Michael chose to continue his recovery at Kessler Institute for Rehabilitation – Saddle Brook due to its reputation. “Kessler is regarded as the top rehabilitation facility in our area and the Hackensack nurses and doctors told me that it was important to start rehabbing my arm and working on my speech and motor skills. They recommended I start as soon as possible.”
Upon admission, his primary objectives were to regain his ability to speak and restore movement in his right hand and arm. His physician-led stroke team of rehabilitation nurses, physical and occupational therapists, and other specialists developed a treatment plan to help him reach those goals.

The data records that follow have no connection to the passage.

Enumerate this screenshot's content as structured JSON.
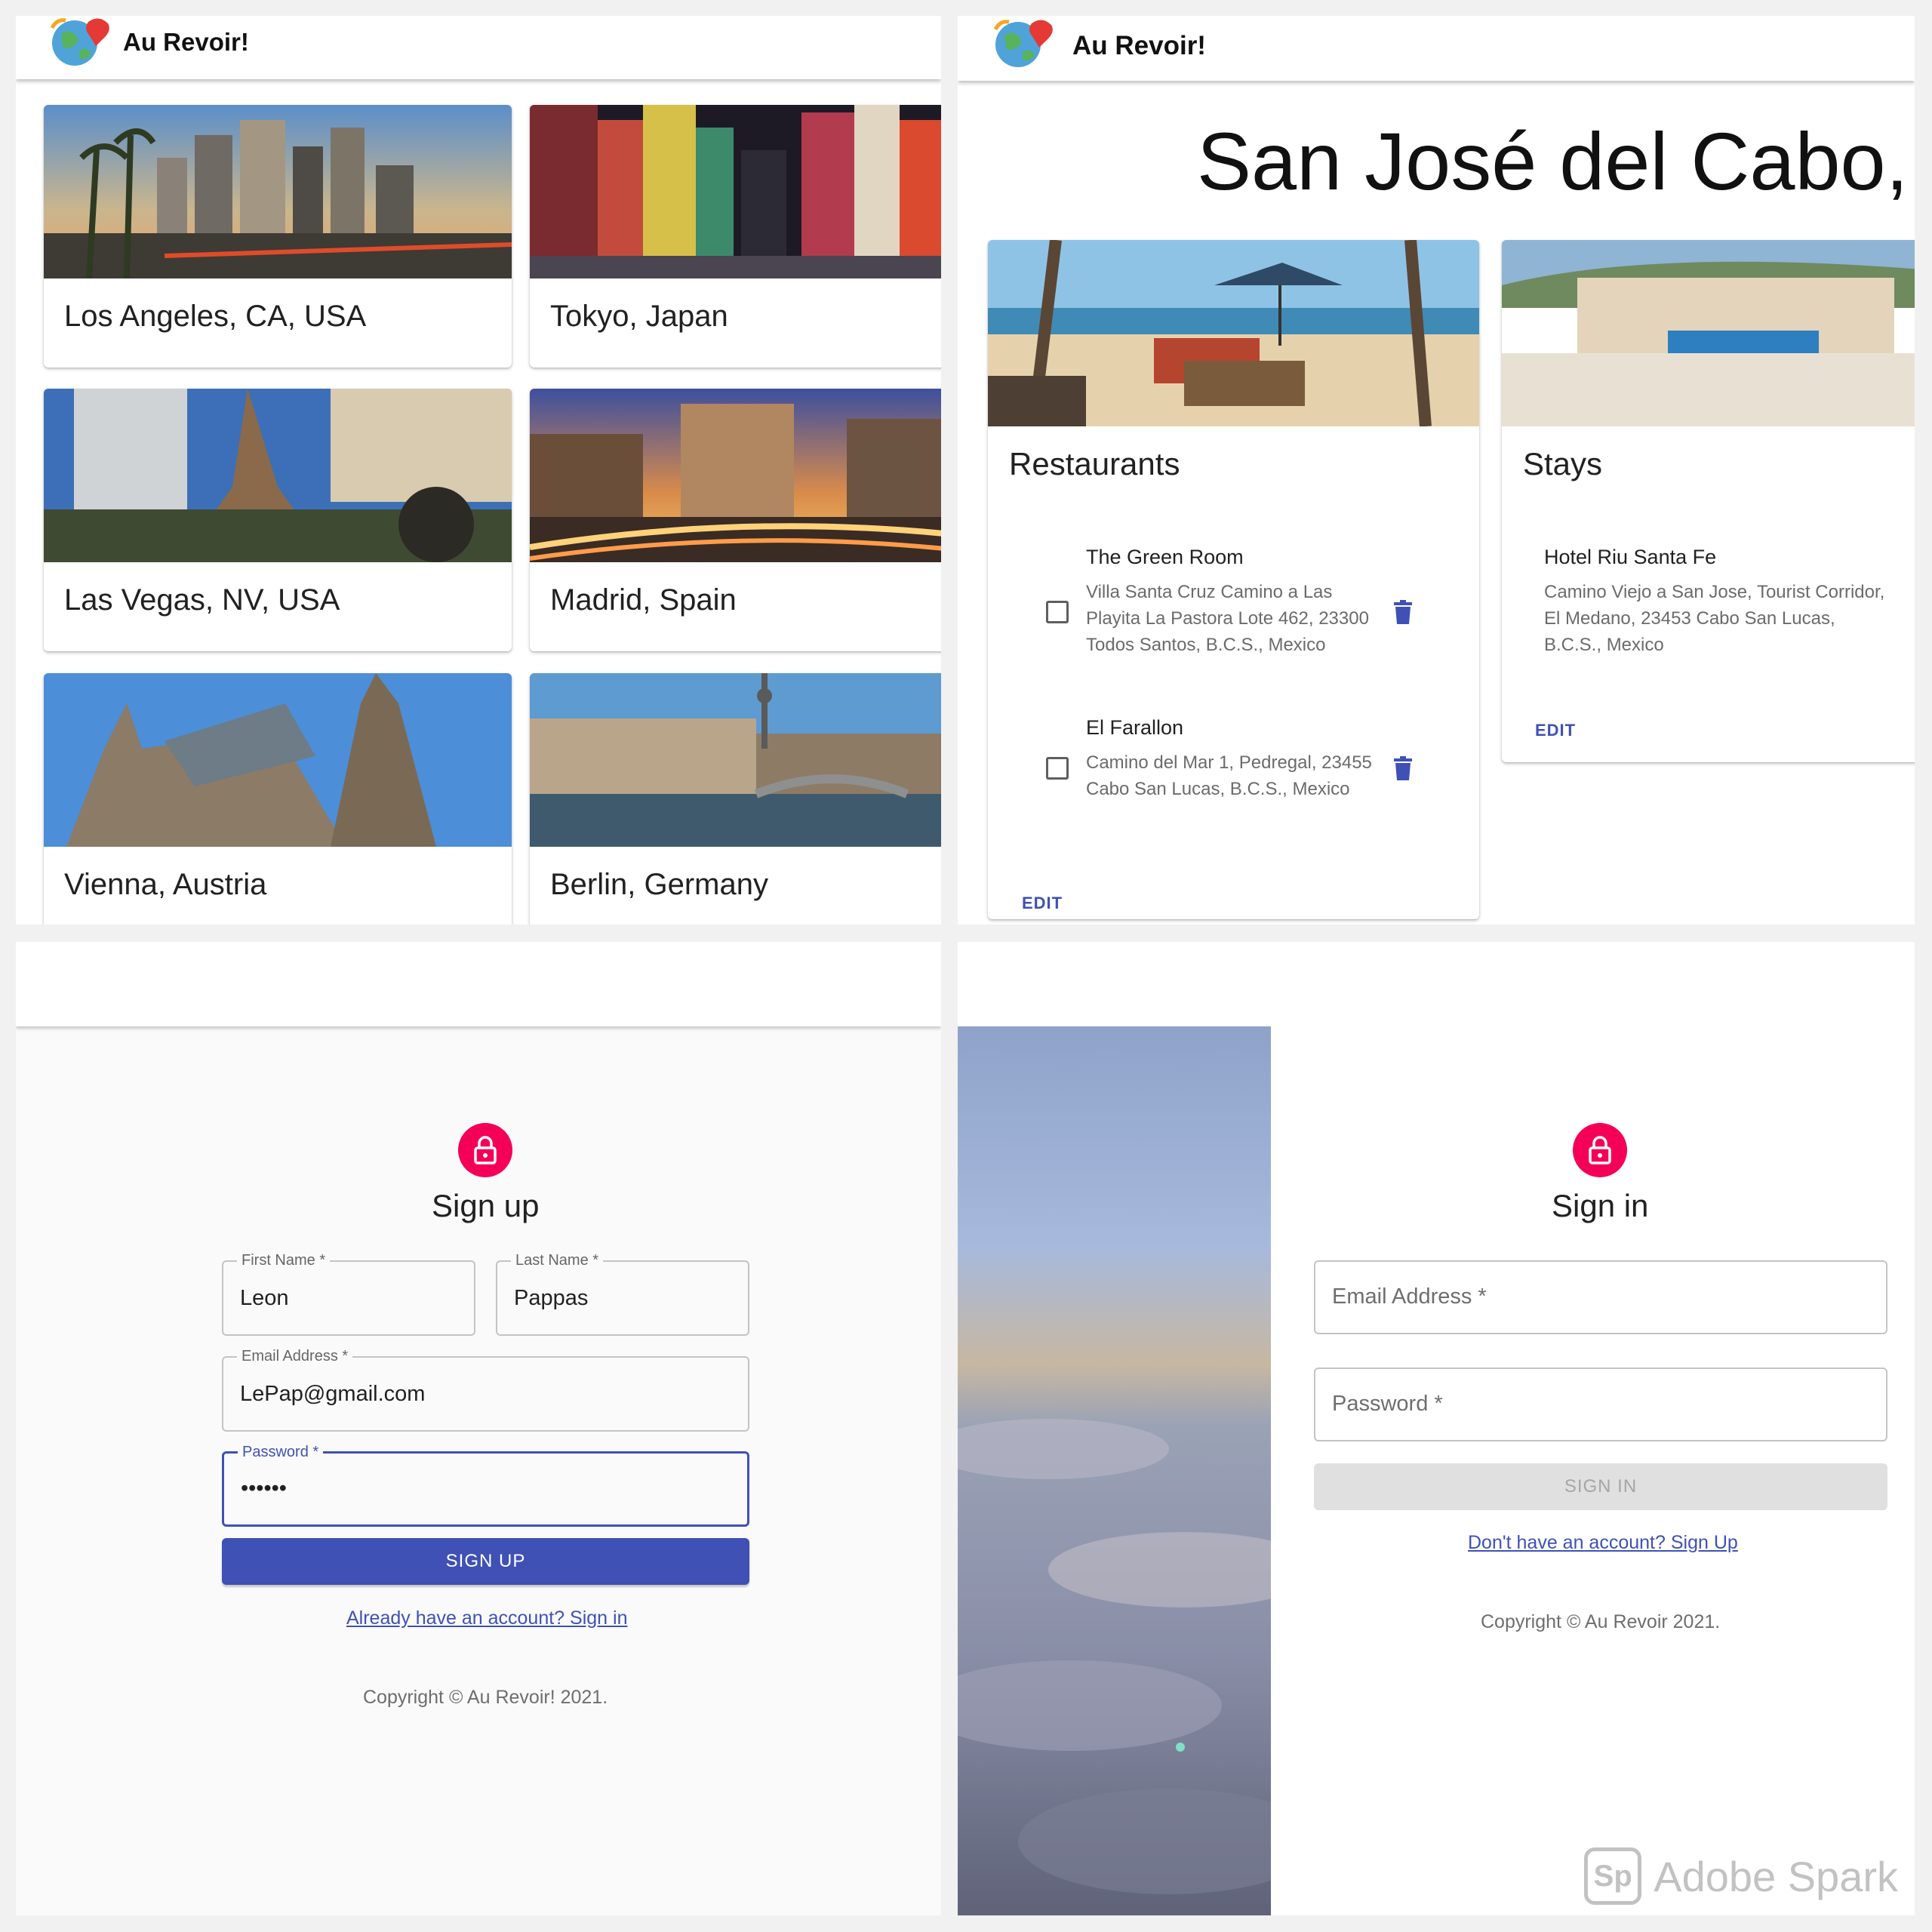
{
  "brand": "Au Revoir!",
  "colors": {
    "primary": "#3f51b5",
    "avatar": "#f50057",
    "link": "#3f51b5"
  },
  "cities": [
    {
      "name": "Los Angeles, CA, USA"
    },
    {
      "name": "Tokyo, Japan"
    },
    {
      "name": "Las Vegas, NV, USA"
    },
    {
      "name": "Madrid, Spain"
    },
    {
      "name": "Vienna, Austria"
    },
    {
      "name": "Berlin, Germany"
    }
  ],
  "destination": {
    "title": "San José del Cabo, B",
    "restaurants": {
      "heading": "Restaurants",
      "items": [
        {
          "name": "The Green Room",
          "address": "Villa Santa Cruz Camino a Las Playita La Pastora Lote 462, 23300 Todos Santos, B.C.S., Mexico"
        },
        {
          "name": "El Farallon",
          "address": "Camino del Mar 1, Pedregal, 23455 Cabo San Lucas, B.C.S., Mexico"
        }
      ],
      "edit_label": "EDIT"
    },
    "stays": {
      "heading": "Stays",
      "items": [
        {
          "name": "Hotel Riu Santa Fe",
          "address": "Camino Viejo a San Jose, Tourist Corridor, El Medano, 23453 Cabo San Lucas, B.C.S., Mexico"
        }
      ],
      "edit_label": "EDIT"
    }
  },
  "signup": {
    "title": "Sign up",
    "first_name": {
      "label": "First Name *",
      "value": "Leon"
    },
    "last_name": {
      "label": "Last Name *",
      "value": "Pappas"
    },
    "email": {
      "label": "Email Address *",
      "value": "LePap@gmail.com"
    },
    "password": {
      "label": "Password *",
      "value": "••••••"
    },
    "button": "SIGN UP",
    "link": "Already have an account? Sign in",
    "copyright": "Copyright © Au Revoir! 2021."
  },
  "signin": {
    "title": "Sign in",
    "email_placeholder": "Email Address *",
    "password_placeholder": "Password *",
    "button": "SIGN IN",
    "link": "Don't have an account? Sign Up",
    "copyright": "Copyright © Au Revoir 2021."
  },
  "watermark": {
    "badge": "Sp",
    "text": "Adobe Spark"
  },
  "icons": [
    "lock-icon",
    "trash-icon",
    "checkbox-icon",
    "globe-logo-icon"
  ]
}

His physical therapists focused on improving his strength, balance and mobility through various training exercises such as dynamic balance exercises, treadmill training and walking on different surfaces. Step by step, Michael progressed to the point of walking independently.
Similarly, in occupational therapy, he focused on regaining strength in his right hand and arm. His therapists incorporated functional election stimulation (FES), applying small electrical impulses to activate the muscles and nerves. He also participated in modified constraint-induced movement therapy (mCIMT) to rebuild connections between his brain and his muscles by restricting the use of his left hand to promote the function of his affected hand. Michael knew he had progressed when he was able to ride the recumbent bike with his right hand and arm.

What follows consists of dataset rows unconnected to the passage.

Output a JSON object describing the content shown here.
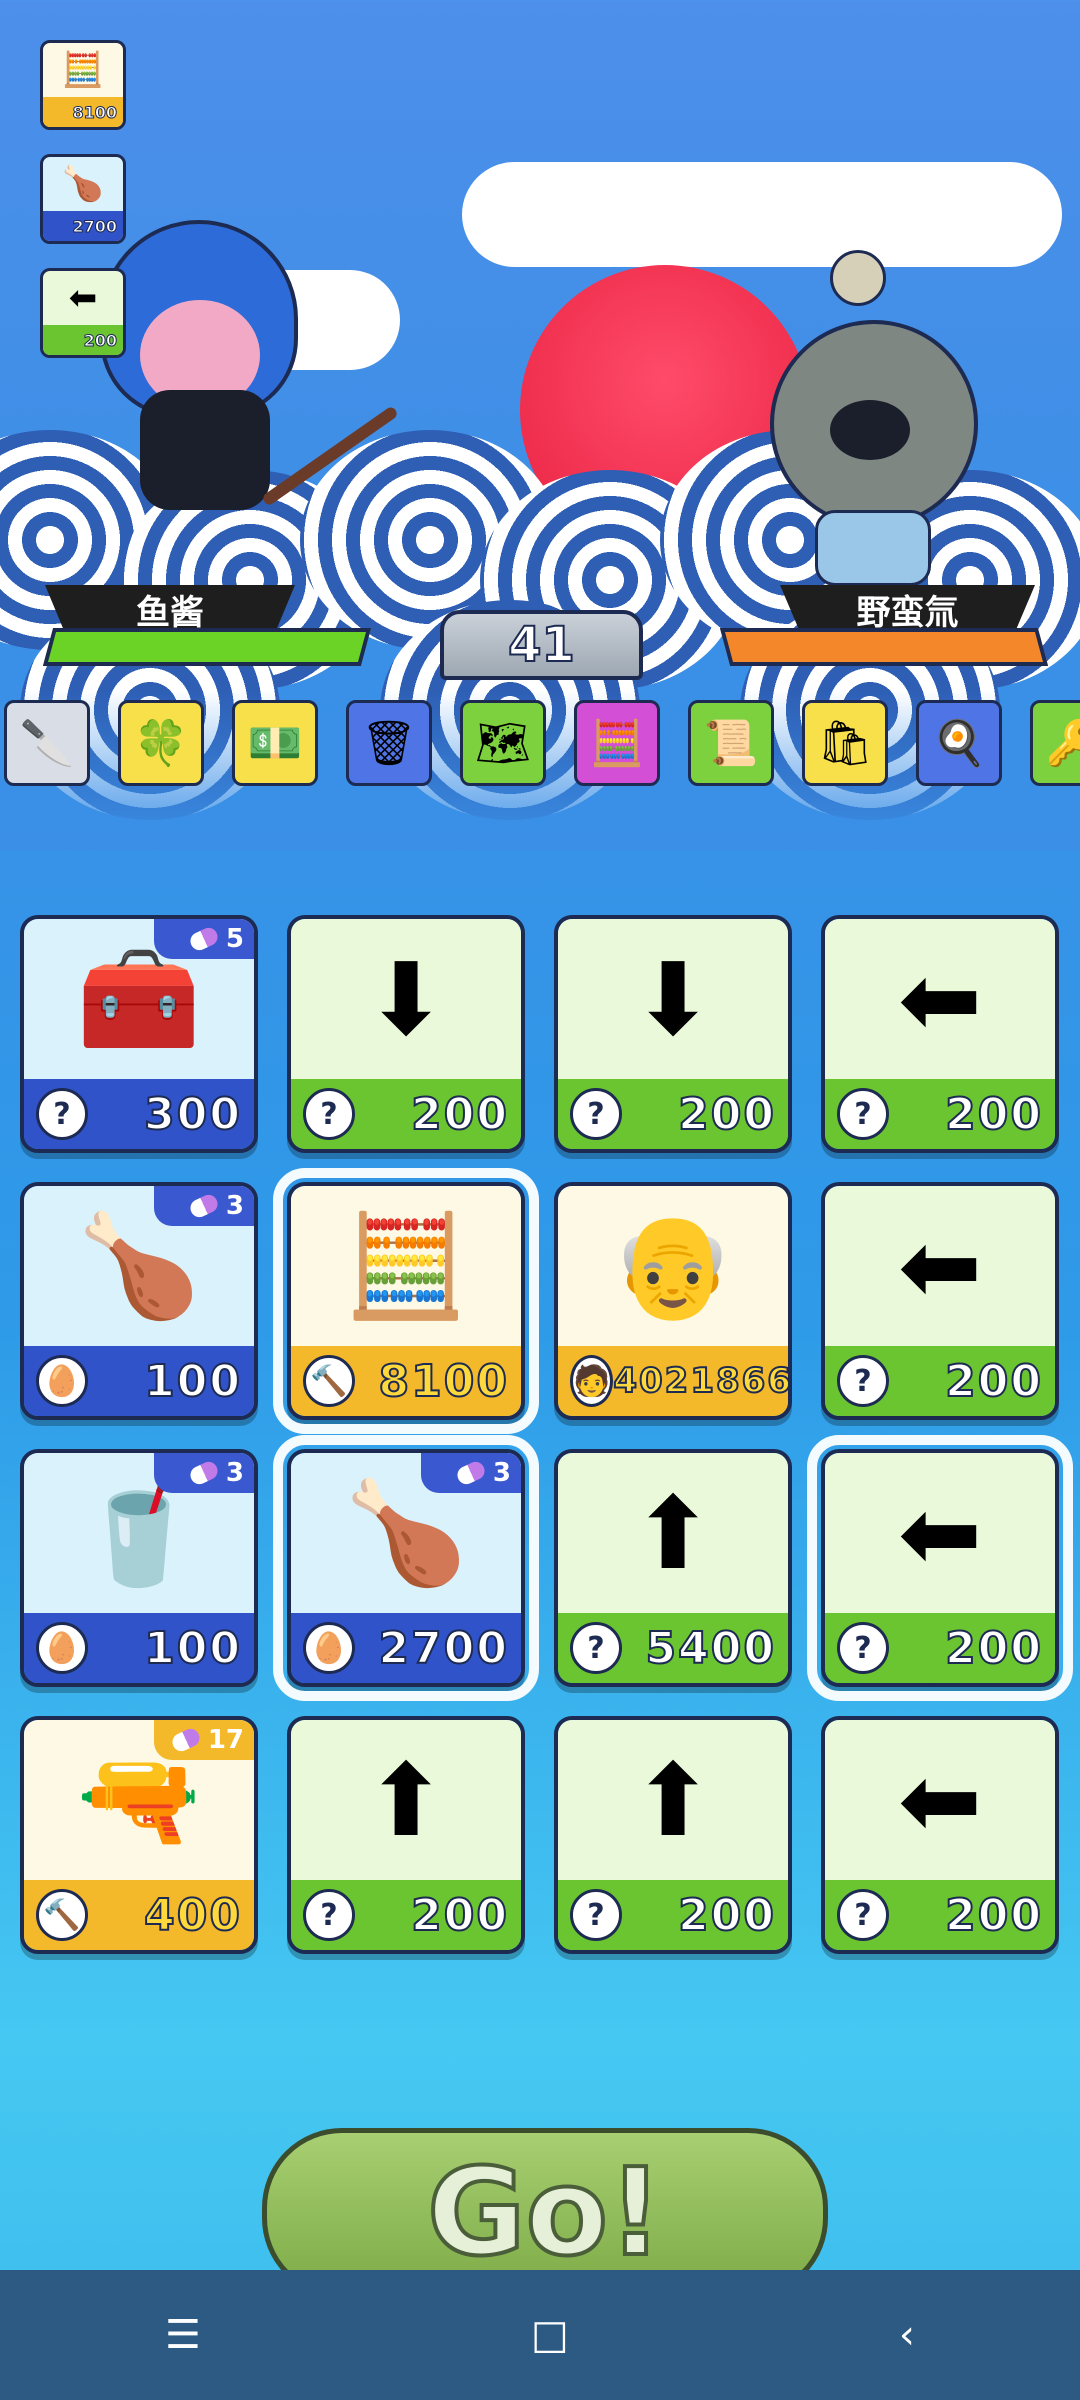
{
  "hud": {
    "items": [
      {
        "icon": "abacus-icon",
        "glyph": "🧮",
        "value": "8100",
        "tone": "gold"
      },
      {
        "icon": "chicken-leg-icon",
        "glyph": "🍗",
        "value": "2700",
        "tone": "blue"
      },
      {
        "icon": "left-arrow-icon",
        "glyph": "⬅",
        "value": "200",
        "tone": "green"
      }
    ]
  },
  "battle": {
    "player_name": "鱼酱",
    "enemy_name": "野蛮氚",
    "round": "41",
    "player_bar_color": "#6ad326",
    "enemy_bar_color": "#f4872a"
  },
  "strip": [
    {
      "icon": "cleaver-icon",
      "glyph": "🔪",
      "bg": "#d8dde6"
    },
    {
      "icon": "clover-icon",
      "glyph": "🍀",
      "bg": "#f7e04a"
    },
    {
      "icon": "cash-box-icon",
      "glyph": "💵",
      "bg": "#f7e04a"
    },
    {
      "icon": "trash-can-icon",
      "glyph": "🗑",
      "bg": "#4f74e6"
    },
    {
      "icon": "map-icon",
      "glyph": "🗺",
      "bg": "#7dd13e"
    },
    {
      "icon": "calculator-icon",
      "glyph": "🧮",
      "bg": "#d24fd6"
    },
    {
      "icon": "certificate-icon",
      "glyph": "📜",
      "bg": "#7dd13e"
    },
    {
      "icon": "shopping-bag-icon",
      "glyph": "🛍",
      "bg": "#f7e04a"
    },
    {
      "icon": "frying-pan-icon",
      "glyph": "🍳",
      "bg": "#4f74e6"
    },
    {
      "icon": "key-icon",
      "glyph": "🔑",
      "bg": "#7dd13e"
    }
  ],
  "shop": {
    "rows": [
      [
        {
          "type": "blue",
          "icon": "treasure-chest-icon",
          "glyph": "🧰",
          "badge": "5",
          "currency": "?",
          "price": "300"
        },
        {
          "type": "green",
          "icon": "down-arrow-icon",
          "glyph": "⬇",
          "currency": "?",
          "price": "200"
        },
        {
          "type": "green",
          "icon": "down-arrow-icon",
          "glyph": "⬇",
          "currency": "?",
          "price": "200"
        },
        {
          "type": "green",
          "icon": "left-arrow-icon",
          "glyph": "⬅",
          "currency": "?",
          "price": "200"
        }
      ],
      [
        {
          "type": "blue",
          "icon": "chicken-leg-icon",
          "glyph": "🍗",
          "badge": "3",
          "currency": "🥚",
          "price": "100"
        },
        {
          "type": "gold",
          "icon": "abacus-icon",
          "glyph": "🧮",
          "currency": "🔨",
          "price": "8100",
          "highlight": true
        },
        {
          "type": "gold",
          "icon": "scientist-icon",
          "glyph": "👴",
          "currency": "🧑",
          "price": "4021866"
        },
        {
          "type": "green",
          "icon": "left-arrow-icon",
          "glyph": "⬅",
          "currency": "?",
          "price": "200"
        }
      ],
      [
        {
          "type": "blue",
          "icon": "cola-bottle-icon",
          "glyph": "🥤",
          "badge": "3",
          "currency": "🥚",
          "price": "100"
        },
        {
          "type": "blue",
          "icon": "chicken-leg-icon",
          "glyph": "🍗",
          "badge": "3",
          "currency": "🥚",
          "price": "2700",
          "highlight": true
        },
        {
          "type": "green",
          "icon": "up-arrow-icon",
          "glyph": "⬆",
          "currency": "?",
          "price": "5400"
        },
        {
          "type": "green",
          "icon": "left-arrow-icon",
          "glyph": "⬅",
          "currency": "?",
          "price": "200",
          "highlight": true
        }
      ],
      [
        {
          "type": "gold",
          "icon": "gatling-gun-icon",
          "glyph": "🔫",
          "badge": "17",
          "currency": "🔨",
          "price": "400"
        },
        {
          "type": "green",
          "icon": "up-arrow-icon",
          "glyph": "⬆",
          "currency": "?",
          "price": "200"
        },
        {
          "type": "green",
          "icon": "up-arrow-icon",
          "glyph": "⬆",
          "currency": "?",
          "price": "200"
        },
        {
          "type": "green",
          "icon": "left-arrow-icon",
          "glyph": "⬅",
          "currency": "?",
          "price": "200"
        }
      ]
    ]
  },
  "go_button": "Go!",
  "nav": {
    "menu": "☰",
    "home": "□",
    "back": "‹"
  }
}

Michael was surprised by how fast he advanced. “After four days, I could move my right arm a little, finally. I have gotten stronger every day,” he shared. “When I arrived, I was thinking that my arm would take a long time to show improvement, but I saw progress fast.”
Speech therapy played a major role in his recovery. “The first day I was in Kessler, I spoke my first words after having my stroke,” he said. He enjoyed having fun by practicing his verbal communication with Kessler’s Canine Companion dog, Governor.
A turning point came when the father of two “could speak to my nurses in the morning…That’s when I realized my language was coming back. That was my first time being able to initiate verbal communication outside of speech therapy sessions,” he said. “It is amazing to me how when I arrived I could not speak at all and now after two weeks I am speaking in full sentences.”
Michael’s wife was by his side throughout his recovery. She participated in Kessler’s family education training with his therapists to ensure a safe transition home and plans to continue to help him with his language and mobility. His twins also visited him often in the hospital.
After a few weeks at Kessler, Michael was happy with his progress. “The overall experience is that I have made a lot of progress in the three therapies and I see improvement every day,” he said. “My speech and language are improving, my walking and balance is back to normal, my upper arm is doing fine and I am seeing progress in my lower arm.”
He credits his progress to his care team. “My therapists have been awesome. I like all of them,” he shared.
Upon discharge, Michael was looking forward to returning home to his own dog. He planned to continue his recovery as a Kessler outpatient three days a week.
Throughout his recovery journey, Michael learned “that I am more patient and goal-oriented than I thought. I learned that it can always be worse…As difficult as this situation is, I am lucky and optimistic.”
For anyone going through similar challenges, he emphasizes the importance of patience and determination. “It’s a marathon, not a sprint. You should set short-term goals and you should expect that it’s not going to be a straight-line recovery.”